» TASK STATEMENT: The records below need to come back exactly as they are, pictures omitted.

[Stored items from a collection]
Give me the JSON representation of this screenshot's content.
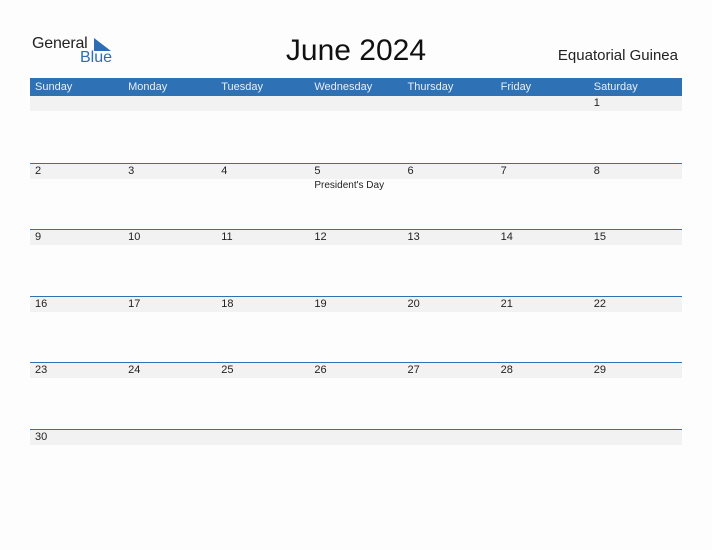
{
  "brand": {
    "line1": "General",
    "line2": "Blue",
    "color": "#2e6db4"
  },
  "title": "June 2024",
  "country": "Equatorial Guinea",
  "colors": {
    "header_bg": "#2e72b5",
    "date_strip": "#f2f2f2",
    "separator": "#2e72b5"
  },
  "weekdays": [
    "Sunday",
    "Monday",
    "Tuesday",
    "Wednesday",
    "Thursday",
    "Friday",
    "Saturday"
  ],
  "weeks": [
    {
      "days": [
        {
          "num": ""
        },
        {
          "num": ""
        },
        {
          "num": ""
        },
        {
          "num": ""
        },
        {
          "num": ""
        },
        {
          "num": ""
        },
        {
          "num": "1"
        }
      ]
    },
    {
      "days": [
        {
          "num": "2"
        },
        {
          "num": "3"
        },
        {
          "num": "4"
        },
        {
          "num": "5",
          "event": "President's Day"
        },
        {
          "num": "6"
        },
        {
          "num": "7"
        },
        {
          "num": "8"
        }
      ]
    },
    {
      "days": [
        {
          "num": "9"
        },
        {
          "num": "10"
        },
        {
          "num": "11"
        },
        {
          "num": "12"
        },
        {
          "num": "13"
        },
        {
          "num": "14"
        },
        {
          "num": "15"
        }
      ]
    },
    {
      "days": [
        {
          "num": "16"
        },
        {
          "num": "17"
        },
        {
          "num": "18"
        },
        {
          "num": "19"
        },
        {
          "num": "20"
        },
        {
          "num": "21"
        },
        {
          "num": "22"
        }
      ]
    },
    {
      "days": [
        {
          "num": "23"
        },
        {
          "num": "24"
        },
        {
          "num": "25"
        },
        {
          "num": "26"
        },
        {
          "num": "27"
        },
        {
          "num": "28"
        },
        {
          "num": "29"
        }
      ]
    },
    {
      "days": [
        {
          "num": "30"
        },
        {
          "num": ""
        },
        {
          "num": ""
        },
        {
          "num": ""
        },
        {
          "num": ""
        },
        {
          "num": ""
        },
        {
          "num": ""
        }
      ]
    }
  ]
}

» ANSWER AREA:
Give me the JSON representation of this screenshot's content.
{
  "brand": {
    "line1": "General",
    "line2": "Blue",
    "color": "#2e6db4"
  },
  "title": "June 2024",
  "country": "Equatorial Guinea",
  "colors": {
    "header_bg": "#2e72b5",
    "date_strip": "#f2f2f2",
    "separator": "#2e72b5"
  },
  "weekdays": [
    "Sunday",
    "Monday",
    "Tuesday",
    "Wednesday",
    "Thursday",
    "Friday",
    "Saturday"
  ],
  "weeks": [
    {
      "days": [
        {
          "num": ""
        },
        {
          "num": ""
        },
        {
          "num": ""
        },
        {
          "num": ""
        },
        {
          "num": ""
        },
        {
          "num": ""
        },
        {
          "num": "1"
        }
      ]
    },
    {
      "days": [
        {
          "num": "2"
        },
        {
          "num": "3"
        },
        {
          "num": "4"
        },
        {
          "num": "5",
          "event": "President's Day"
        },
        {
          "num": "6"
        },
        {
          "num": "7"
        },
        {
          "num": "8"
        }
      ]
    },
    {
      "days": [
        {
          "num": "9"
        },
        {
          "num": "10"
        },
        {
          "num": "11"
        },
        {
          "num": "12"
        },
        {
          "num": "13"
        },
        {
          "num": "14"
        },
        {
          "num": "15"
        }
      ]
    },
    {
      "days": [
        {
          "num": "16"
        },
        {
          "num": "17"
        },
        {
          "num": "18"
        },
        {
          "num": "19"
        },
        {
          "num": "20"
        },
        {
          "num": "21"
        },
        {
          "num": "22"
        }
      ]
    },
    {
      "days": [
        {
          "num": "23"
        },
        {
          "num": "24"
        },
        {
          "num": "25"
        },
        {
          "num": "26"
        },
        {
          "num": "27"
        },
        {
          "num": "28"
        },
        {
          "num": "29"
        }
      ]
    },
    {
      "days": [
        {
          "num": "30"
        },
        {
          "num": ""
        },
        {
          "num": ""
        },
        {
          "num": ""
        },
        {
          "num": ""
        },
        {
          "num": ""
        },
        {
          "num": ""
        }
      ]
    }
  ]
}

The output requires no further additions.